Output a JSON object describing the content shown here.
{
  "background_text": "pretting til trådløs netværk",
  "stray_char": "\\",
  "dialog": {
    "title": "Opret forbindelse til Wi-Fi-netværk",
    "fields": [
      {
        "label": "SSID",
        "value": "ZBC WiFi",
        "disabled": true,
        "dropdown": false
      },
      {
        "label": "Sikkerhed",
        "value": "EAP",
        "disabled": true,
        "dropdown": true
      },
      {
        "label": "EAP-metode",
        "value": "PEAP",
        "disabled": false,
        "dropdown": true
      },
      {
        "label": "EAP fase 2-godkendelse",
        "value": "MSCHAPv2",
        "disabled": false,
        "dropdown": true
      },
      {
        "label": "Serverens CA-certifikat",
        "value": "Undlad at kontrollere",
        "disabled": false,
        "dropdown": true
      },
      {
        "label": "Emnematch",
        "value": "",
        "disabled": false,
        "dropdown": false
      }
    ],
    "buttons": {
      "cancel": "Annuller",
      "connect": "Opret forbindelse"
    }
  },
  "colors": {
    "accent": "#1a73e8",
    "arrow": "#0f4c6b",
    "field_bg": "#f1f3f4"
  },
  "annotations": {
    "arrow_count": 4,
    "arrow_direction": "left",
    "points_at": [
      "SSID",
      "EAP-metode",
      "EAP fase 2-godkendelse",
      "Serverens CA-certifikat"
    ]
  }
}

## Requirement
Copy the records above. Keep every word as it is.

## Answer box
Output a JSON object describing the content shown here.
{
  "background_text": "pretting til trådløs netværk",
  "stray_char": "\\",
  "dialog": {
    "title": "Opret forbindelse til Wi-Fi-netværk",
    "fields": [
      {
        "label": "SSID",
        "value": "ZBC WiFi",
        "disabled": true,
        "dropdown": false
      },
      {
        "label": "Sikkerhed",
        "value": "EAP",
        "disabled": true,
        "dropdown": true
      },
      {
        "label": "EAP-metode",
        "value": "PEAP",
        "disabled": false,
        "dropdown": true
      },
      {
        "label": "EAP fase 2-godkendelse",
        "value": "MSCHAPv2",
        "disabled": false,
        "dropdown": true
      },
      {
        "label": "Serverens CA-certifikat",
        "value": "Undlad at kontrollere",
        "disabled": false,
        "dropdown": true
      },
      {
        "label": "Emnematch",
        "value": "",
        "disabled": false,
        "dropdown": false
      }
    ],
    "buttons": {
      "cancel": "Annuller",
      "connect": "Opret forbindelse"
    }
  },
  "colors": {
    "accent": "#1a73e8",
    "arrow": "#0f4c6b",
    "field_bg": "#f1f3f4"
  },
  "annotations": {
    "arrow_count": 4,
    "arrow_direction": "left",
    "points_at": [
      "SSID",
      "EAP-metode",
      "EAP fase 2-godkendelse",
      "Serverens CA-certifikat"
    ]
  }
}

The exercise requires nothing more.